With that in place, we can query our database:



def get_waitlist_users()
    with get_db().connect() as conn:
        res = conn.execute(
            text(
                """
                select
                    firebase_uid,
                    created
                from waitlist
                order by created desc;
                """
            )
        )


    return [*res]:

This query returns to us all users who’ve signed up for our waitlist, and we now have a function we can run in our spreadsheet:

No alt text provided for this image
A spreadsheet function returning User IDs and waitlist join dates


But our spreadsheet isn’t so useful with just a list of firebase UIDs. We’d prefer to see their name and email, and we need this to match our data with Calendly. Let’s pull from Firebase!

Connecting to Firebase

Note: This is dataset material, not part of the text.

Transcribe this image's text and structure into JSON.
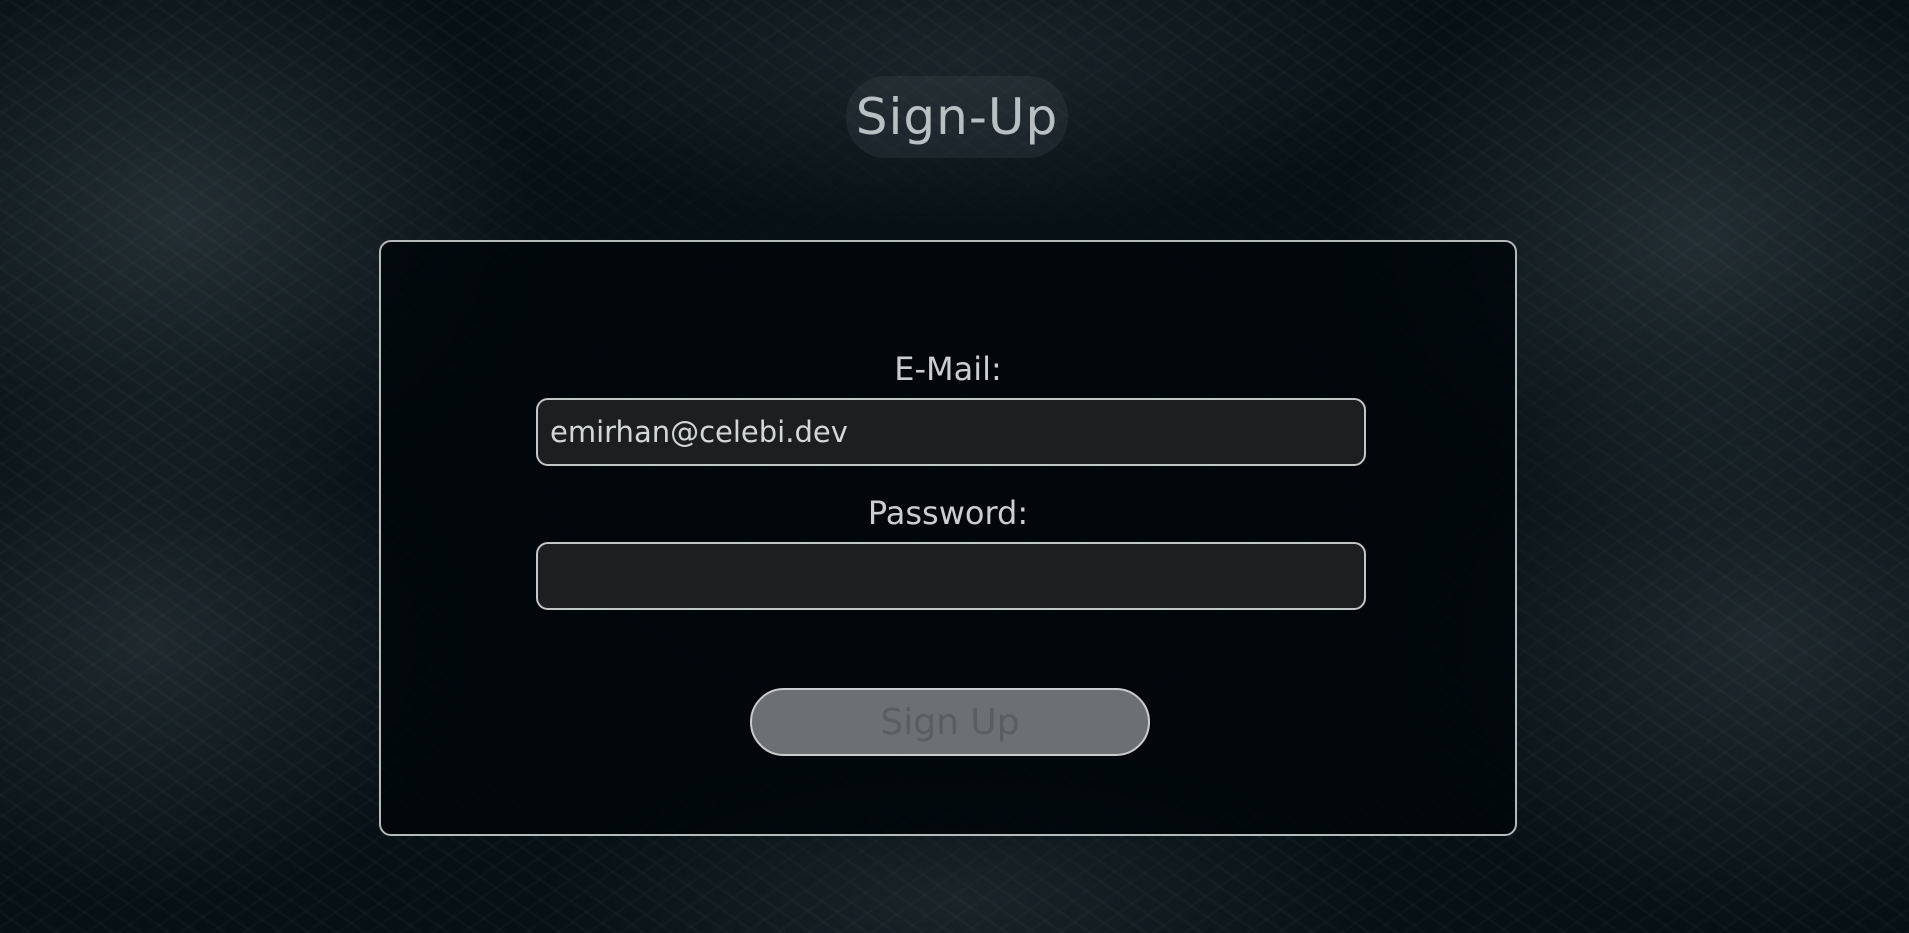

To pull our user data from Firebase, we’ll use the Firebase admin SDK for Python. We can use the same service account credentials, as long as we permission that service account user for our Firebase data as well. The Firebase connection looks like this:


def init_firebase()
    try:
        firebase_admin.initialize_app(
            credential=firebase_admin.credentials.Certificate(
                json.loads(nt.get_secret("service account json"))
            )
        )
    except ValueError:  # firebase.init_app throws ValueError if it's called twice
        pass

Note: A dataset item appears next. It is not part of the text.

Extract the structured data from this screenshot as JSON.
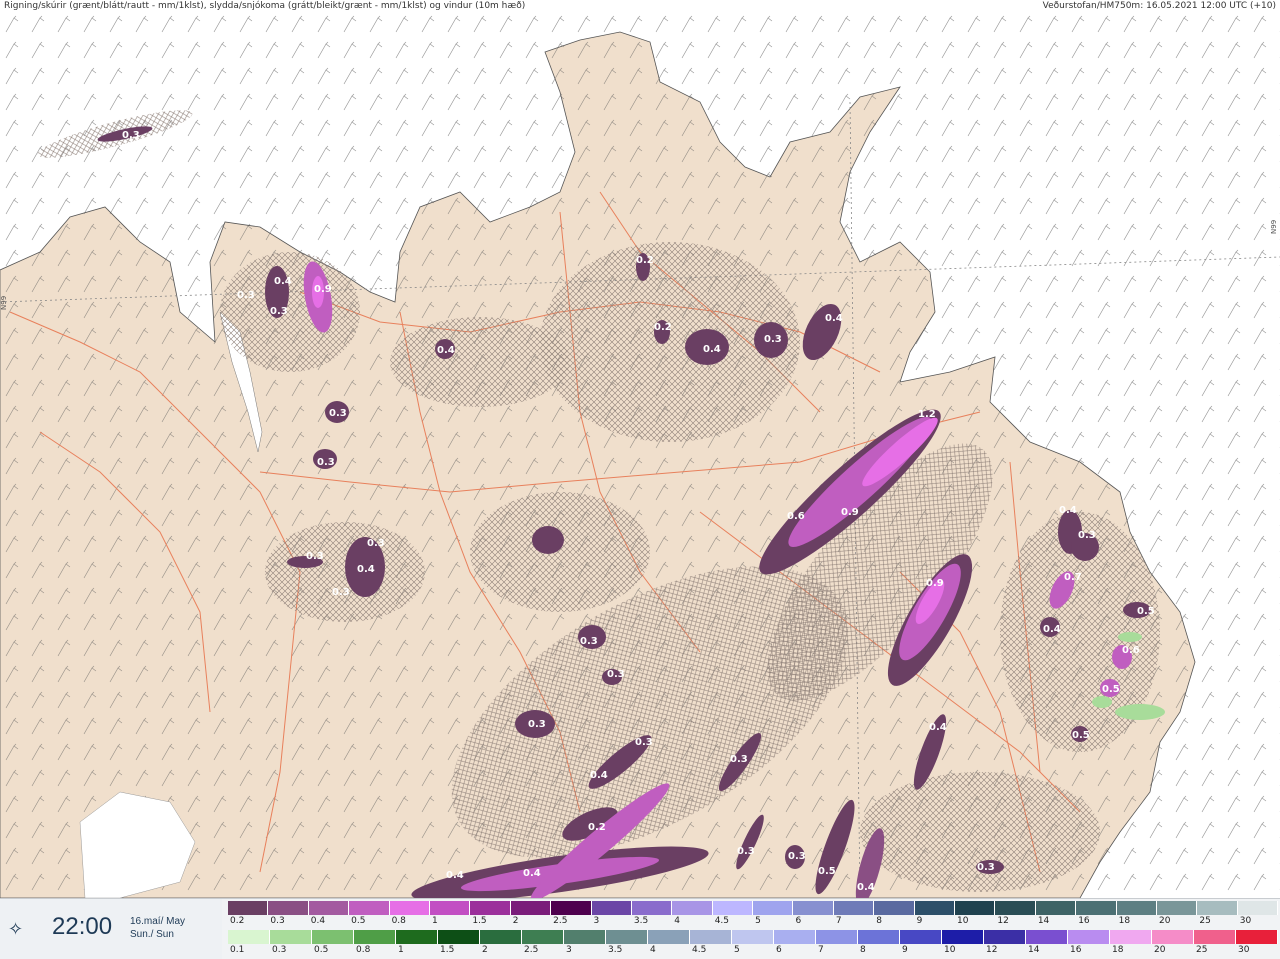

def get_firebase_users():
    init_firebase()
    return [
        (
            u.uid,
            u.display_name,
            u.email,
        )
        for u in list_users().iterate_all()
    ]:

We can use this to pull in Firebase data:

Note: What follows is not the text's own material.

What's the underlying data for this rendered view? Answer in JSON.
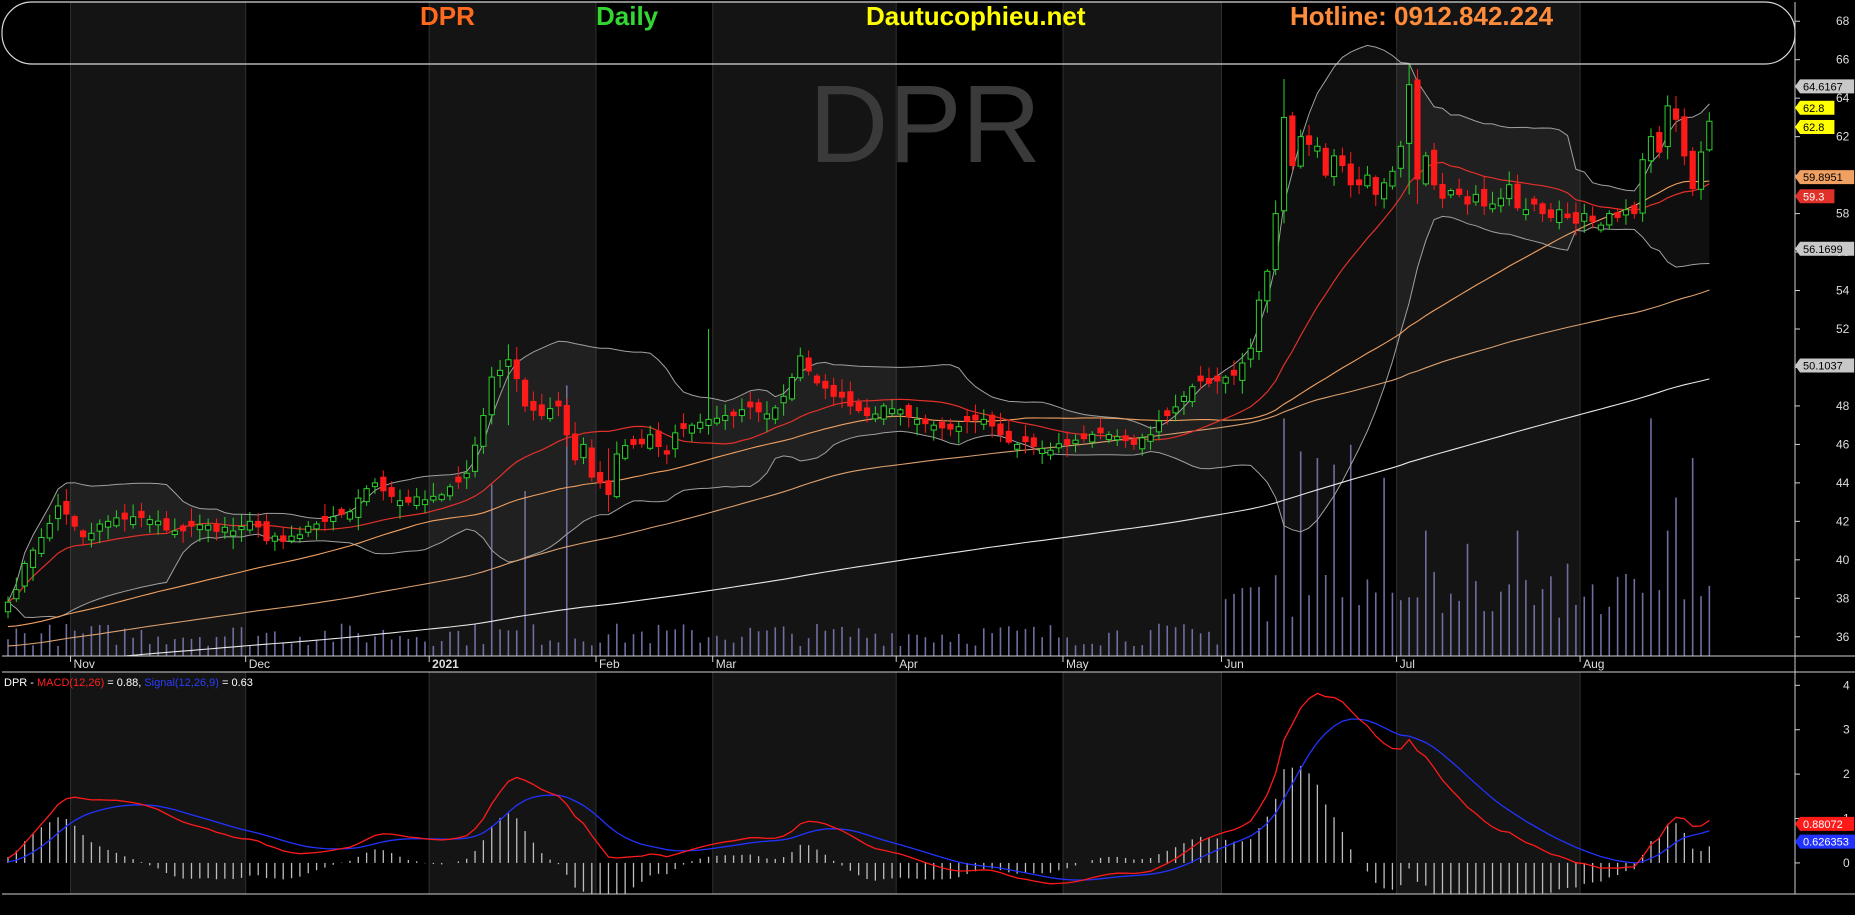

No alt text provided for this image
A spreadsheet function to pull users from Firebase

We now have the UIDs of the users in the waitlist, and the names/emails of those users from Firebase. Last on our list of data to pull is Calendly events.

Querying Calendly’s API

Calendly is wonderfully useful for scheduling events with people you don’t typically share a calendar with. As it turns out, they also have a very useful API! Unlike the Cloud SQL and Firebase connections above, we don’t have any special SDKs/packages to install: Calendly’s API is simple REST:


CALENDLY_ORG = "[uuid of our Calendly organization]"




def get_calendly_api(endpoint, **params):
    token = nt.get_secret("calendly token")
    return requests.get(
        f"https://api.calendly.com{endpoint}",
        headers={
            "Authorization": f"Bearer {token}",
            "Content-Type": "application/json",
        },
        params=params,
    ).json()




def get_calendly_events():
    events = get_calendly(
        "/scheduled_events",
        organization=CALENDLY_ORG,
        min_start_time=utc_now_iso(),
    )
    res = []
    for event in events["collection"]:
        uuid = event["uri"].split("/")[-1]
        attendees = get_calendly(f"/scheduled_events/{uuid}/invitees")["collection"]
        assert len(attendees) == 1
        attendee = attendees[0]
        start_date = datetime.datetime.fromisoformat(event["start_time"][:-1])
        res.append((attendee["email"], attendee["name"], start_date))

    return res

It looks a bit more complicated because we need to make two types of API calls: the first to get all future scheduled events, and the second to get the details about the event invitee (the person who booked time with us). Note the use of nt.get_secret() once again to access our Calendly API token. We can use this new function to update our sheet:

No alt text provided for this image
A spreadsheet function to pull events from Calendly

We now have all the data we need to track our waitlist and Calendly appointments in one spreadsheet. To put it all together in a single table, we could use a Python function or a simple VLOOKUP. I’ll leave that as an exercise to the reader 😉.

What’s next?

We’ve built our first mini-CRM in a Neptyne spreadsheet. As the needs of our workflows grow, adding a new data source or interactive elements is as simple as writing a bit of Python.

Want to check out Neptyne? Sign up for our waitlist here and you’ll show up in this very spreadsheet! And don’t forget to use the Calendly widget to book a chat — we’d love to hear from you.